▶ **TASK INSTRUCTIONS**
The records are given next. Repeat each one exactly.

▶ **EXCERPTED DATA**
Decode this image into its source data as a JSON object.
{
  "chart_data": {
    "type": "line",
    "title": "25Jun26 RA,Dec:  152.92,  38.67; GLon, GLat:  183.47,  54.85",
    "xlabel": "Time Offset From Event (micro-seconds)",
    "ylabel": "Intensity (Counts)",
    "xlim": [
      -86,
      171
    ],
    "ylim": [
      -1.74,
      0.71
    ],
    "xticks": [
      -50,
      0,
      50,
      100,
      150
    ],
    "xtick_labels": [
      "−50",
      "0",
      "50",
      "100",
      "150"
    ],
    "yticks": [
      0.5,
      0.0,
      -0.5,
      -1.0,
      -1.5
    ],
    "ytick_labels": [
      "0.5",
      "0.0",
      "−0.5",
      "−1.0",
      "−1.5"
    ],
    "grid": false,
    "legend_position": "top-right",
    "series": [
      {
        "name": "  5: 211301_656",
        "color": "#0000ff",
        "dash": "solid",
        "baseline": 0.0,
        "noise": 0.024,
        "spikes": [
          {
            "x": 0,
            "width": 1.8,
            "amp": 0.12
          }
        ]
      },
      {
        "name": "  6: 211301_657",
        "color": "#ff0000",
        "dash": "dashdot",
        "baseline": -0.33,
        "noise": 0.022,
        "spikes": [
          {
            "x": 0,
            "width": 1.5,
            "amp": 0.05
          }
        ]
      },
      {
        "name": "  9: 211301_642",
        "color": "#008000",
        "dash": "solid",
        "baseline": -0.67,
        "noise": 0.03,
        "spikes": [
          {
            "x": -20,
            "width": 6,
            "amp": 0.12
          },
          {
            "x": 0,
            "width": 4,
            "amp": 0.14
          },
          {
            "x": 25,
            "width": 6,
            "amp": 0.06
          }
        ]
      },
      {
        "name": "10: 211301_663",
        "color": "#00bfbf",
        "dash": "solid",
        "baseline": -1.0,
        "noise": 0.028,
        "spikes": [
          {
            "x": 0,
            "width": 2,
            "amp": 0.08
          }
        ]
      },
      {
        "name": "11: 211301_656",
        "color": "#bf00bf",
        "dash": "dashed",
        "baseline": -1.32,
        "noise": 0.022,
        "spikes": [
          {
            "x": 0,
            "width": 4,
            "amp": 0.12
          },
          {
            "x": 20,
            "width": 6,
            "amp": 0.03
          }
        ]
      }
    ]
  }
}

▶ **FINISHED EXERCISE**
Decode this image into its source data as a JSON object.
{
  "chart_data": {
    "type": "line",
    "title": "25Jun26 RA,Dec:  152.92,  38.67; GLon, GLat:  183.47,  54.85",
    "xlabel": "Time Offset From Event (micro-seconds)",
    "ylabel": "Intensity (Counts)",
    "xlim": [
      -86,
      171
    ],
    "ylim": [
      -1.74,
      0.71
    ],
    "xticks": [
      -50,
      0,
      50,
      100,
      150
    ],
    "xtick_labels": [
      "−50",
      "0",
      "50",
      "100",
      "150"
    ],
    "yticks": [
      0.5,
      0.0,
      -0.5,
      -1.0,
      -1.5
    ],
    "ytick_labels": [
      "0.5",
      "0.0",
      "−0.5",
      "−1.0",
      "−1.5"
    ],
    "grid": false,
    "legend_position": "top-right",
    "series": [
      {
        "name": "  5: 211301_656",
        "color": "#0000ff",
        "dash": "solid",
        "baseline": 0.0,
        "noise": 0.024,
        "spikes": [
          {
            "x": 0,
            "width": 1.8,
            "amp": 0.12
          }
        ]
      },
      {
        "name": "  6: 211301_657",
        "color": "#ff0000",
        "dash": "dashdot",
        "baseline": -0.33,
        "noise": 0.022,
        "spikes": [
          {
            "x": 0,
            "width": 1.5,
            "amp": 0.05
          }
        ]
      },
      {
        "name": "  9: 211301_642",
        "color": "#008000",
        "dash": "solid",
        "baseline": -0.67,
        "noise": 0.03,
        "spikes": [
          {
            "x": -20,
            "width": 6,
            "amp": 0.12
          },
          {
            "x": 0,
            "width": 4,
            "amp": 0.14
          },
          {
            "x": 25,
            "width": 6,
            "amp": 0.06
          }
        ]
      },
      {
        "name": "10: 211301_663",
        "color": "#00bfbf",
        "dash": "solid",
        "baseline": -1.0,
        "noise": 0.028,
        "spikes": [
          {
            "x": 0,
            "width": 2,
            "amp": 0.08
          }
        ]
      },
      {
        "name": "11: 211301_656",
        "color": "#bf00bf",
        "dash": "dashed",
        "baseline": -1.32,
        "noise": 0.022,
        "spikes": [
          {
            "x": 0,
            "width": 4,
            "amp": 0.12
          },
          {
            "x": 20,
            "width": 6,
            "amp": 0.03
          }
        ]
      }
    ]
  }
}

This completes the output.